  • Foil: a light weapon derived from the court sword, the target area in foil bouts is the opponent's trunk.
  • Sabre: in sabre, which is derived from the cavalry sword, fencers usually score hits with the edge of the weapon on a target area anywhere above the waist.

The Tokyo 2020 programme will include men's and women's individual events in all three disciplines, as well as team events for épée and foil.

Eligibility to participate in the Paralympic Games is based on rankings, with details subject to revision at each Games. Eligibility to compete at Tokyo 2020 will be determined at the April 2020 meeting of the International Wheelchair and Amputee Sports Federation.

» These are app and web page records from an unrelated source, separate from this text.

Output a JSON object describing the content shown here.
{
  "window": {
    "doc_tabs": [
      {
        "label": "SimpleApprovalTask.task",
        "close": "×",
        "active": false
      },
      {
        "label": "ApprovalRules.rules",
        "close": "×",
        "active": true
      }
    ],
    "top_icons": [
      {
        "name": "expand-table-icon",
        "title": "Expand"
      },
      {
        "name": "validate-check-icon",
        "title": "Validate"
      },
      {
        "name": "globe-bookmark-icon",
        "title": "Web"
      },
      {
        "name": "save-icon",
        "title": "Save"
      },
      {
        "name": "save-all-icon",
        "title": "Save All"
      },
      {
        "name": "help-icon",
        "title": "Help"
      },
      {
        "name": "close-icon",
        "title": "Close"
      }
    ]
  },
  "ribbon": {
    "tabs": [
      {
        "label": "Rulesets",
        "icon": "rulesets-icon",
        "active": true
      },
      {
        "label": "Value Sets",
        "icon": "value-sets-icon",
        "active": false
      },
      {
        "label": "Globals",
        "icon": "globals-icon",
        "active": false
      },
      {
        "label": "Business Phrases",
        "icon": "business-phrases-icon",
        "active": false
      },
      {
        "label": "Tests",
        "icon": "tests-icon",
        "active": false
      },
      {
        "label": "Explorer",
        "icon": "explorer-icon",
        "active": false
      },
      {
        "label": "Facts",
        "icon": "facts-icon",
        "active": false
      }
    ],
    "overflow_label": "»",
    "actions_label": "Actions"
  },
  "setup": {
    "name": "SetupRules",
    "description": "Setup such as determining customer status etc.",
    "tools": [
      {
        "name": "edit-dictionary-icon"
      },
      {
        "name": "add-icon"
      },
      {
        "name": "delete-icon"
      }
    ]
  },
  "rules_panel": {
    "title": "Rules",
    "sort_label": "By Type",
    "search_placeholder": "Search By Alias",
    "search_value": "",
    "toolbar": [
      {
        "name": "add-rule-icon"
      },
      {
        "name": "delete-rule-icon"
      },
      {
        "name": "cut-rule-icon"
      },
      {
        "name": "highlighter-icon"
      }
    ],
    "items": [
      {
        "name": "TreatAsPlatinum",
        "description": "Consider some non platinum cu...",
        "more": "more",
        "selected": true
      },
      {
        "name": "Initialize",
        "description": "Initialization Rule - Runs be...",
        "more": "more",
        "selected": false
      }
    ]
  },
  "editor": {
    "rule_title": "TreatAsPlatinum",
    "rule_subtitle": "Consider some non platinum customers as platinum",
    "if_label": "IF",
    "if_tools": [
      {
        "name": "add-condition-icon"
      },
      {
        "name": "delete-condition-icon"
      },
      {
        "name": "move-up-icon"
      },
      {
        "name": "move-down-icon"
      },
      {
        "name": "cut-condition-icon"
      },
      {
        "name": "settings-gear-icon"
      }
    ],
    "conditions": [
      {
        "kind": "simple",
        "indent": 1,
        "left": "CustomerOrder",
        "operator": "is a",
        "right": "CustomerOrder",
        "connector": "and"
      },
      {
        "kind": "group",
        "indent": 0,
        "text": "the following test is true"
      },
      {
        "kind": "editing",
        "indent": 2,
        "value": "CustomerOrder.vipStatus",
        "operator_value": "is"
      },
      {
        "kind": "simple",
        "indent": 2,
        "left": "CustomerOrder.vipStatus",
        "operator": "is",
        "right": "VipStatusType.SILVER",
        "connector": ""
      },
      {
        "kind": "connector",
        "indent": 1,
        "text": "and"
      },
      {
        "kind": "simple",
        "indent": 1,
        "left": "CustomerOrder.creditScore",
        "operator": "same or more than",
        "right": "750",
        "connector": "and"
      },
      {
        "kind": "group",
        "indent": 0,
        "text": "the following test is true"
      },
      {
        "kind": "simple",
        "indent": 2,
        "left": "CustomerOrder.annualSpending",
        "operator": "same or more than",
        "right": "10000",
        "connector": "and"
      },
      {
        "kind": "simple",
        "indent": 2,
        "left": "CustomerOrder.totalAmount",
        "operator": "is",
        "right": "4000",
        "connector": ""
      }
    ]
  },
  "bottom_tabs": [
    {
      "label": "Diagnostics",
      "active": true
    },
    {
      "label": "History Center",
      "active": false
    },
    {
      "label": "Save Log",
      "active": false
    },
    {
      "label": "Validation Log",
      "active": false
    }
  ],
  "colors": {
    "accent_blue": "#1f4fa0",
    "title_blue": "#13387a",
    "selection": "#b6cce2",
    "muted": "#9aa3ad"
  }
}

Athletes can boost their ranking by competing in World Cup events, several of which are held every year, and in other regional and international tournaments.

International Federation: International Wheelchair and Amputee Sports Federation(Open in a new window)

Event Programme


  • Category A (Men/Women)
  • Category B (Men/Women)
  • Team (Men/Women)


  • Category A (Men/Women)
  • Category B (Men/Women)
  • Team (Men/Women)


  • Category A (Men/Women)
  • Category B (Men/Women)


Close-quarters competition in customised wheelchairs

Wheelchair Fencers

Although sword fighting dates back thousands of years, fencing as we now understand it came of age as a sport in the 19th century. Wheelchair fencing developed after World War II at Stoke Mandeville Hospital in England, the birthplace of the Paralympic Games.

The sport was used to aid the recovery of spinal cord injury patients who found moving in their wheelchair instilled confidence and increased their core stability.

Because wheelchair fencers cannot use their feet to move back and forth, they are always at close quarters with their opponent. Precise technique is a must, as are intense concentration and resilience.

During a bout, athletes are not allowed to move their hindquarters off the seat of the wheelchair or their legs out of the wheelchair's footrest. Consequently, they use chairs that have been highly customized to their physique and impairment.

The belt used to secure each athlete to their wheelchair and an armrest for the arm not holding the sword are essential to enable the fencers to stay stable and balanced.

In individual pool stages, the first fencer to make five hits in three minutes wins. The knockout stages consist of three three-minute bouts, with the first fencer to make 15 hits winning. In competition between teams of three, a match consists of three bouts, with the first fencer to make five hits in three minutes winning each bout. In both individual and team competitions, ties are resolved by a sudden-death bout lasting one minute.


En garde for Paralympic glory

Wheelchair Fencers

Wheelchair fencing has been historically popular in Europe, with athletes from France and Italy particularly dominant at the Paralympic Games. Hong Kong and China have also become strong contenders, notably at Rio 2016 where Chinese athletes won six out of ten gold medals in individual events and three of the four team events.

A fencer who attracted particular attention at Rio 2016 was Italian Beatrice Vio. A passionate fencer as a young child, she lost both her legs from the knee, and both her arms from the forearms, due to serious illness at the age of 11. Following a period of rehabilitation and a switch to wheelchair fencing, she began to compete at an elite level and won her first World Cup title at the age of 16. At Rio 2016, Vio won the category B individual foil gold medal and a bronze in the team event.



In épée events, hits may only be made above the waist. What piece of equipment do wheelchair fencers use to ensure only legitimate hits are recorded by the electronic scoring equipment?


A:Athletes cover the lower half of their body with a metal apron to make sure hits to off-target areas are not registered.

As of 11 Nov. 2019

Competition Venues

  • Makuhari Messe Hall B

Olympic Sports

Paralympic Sports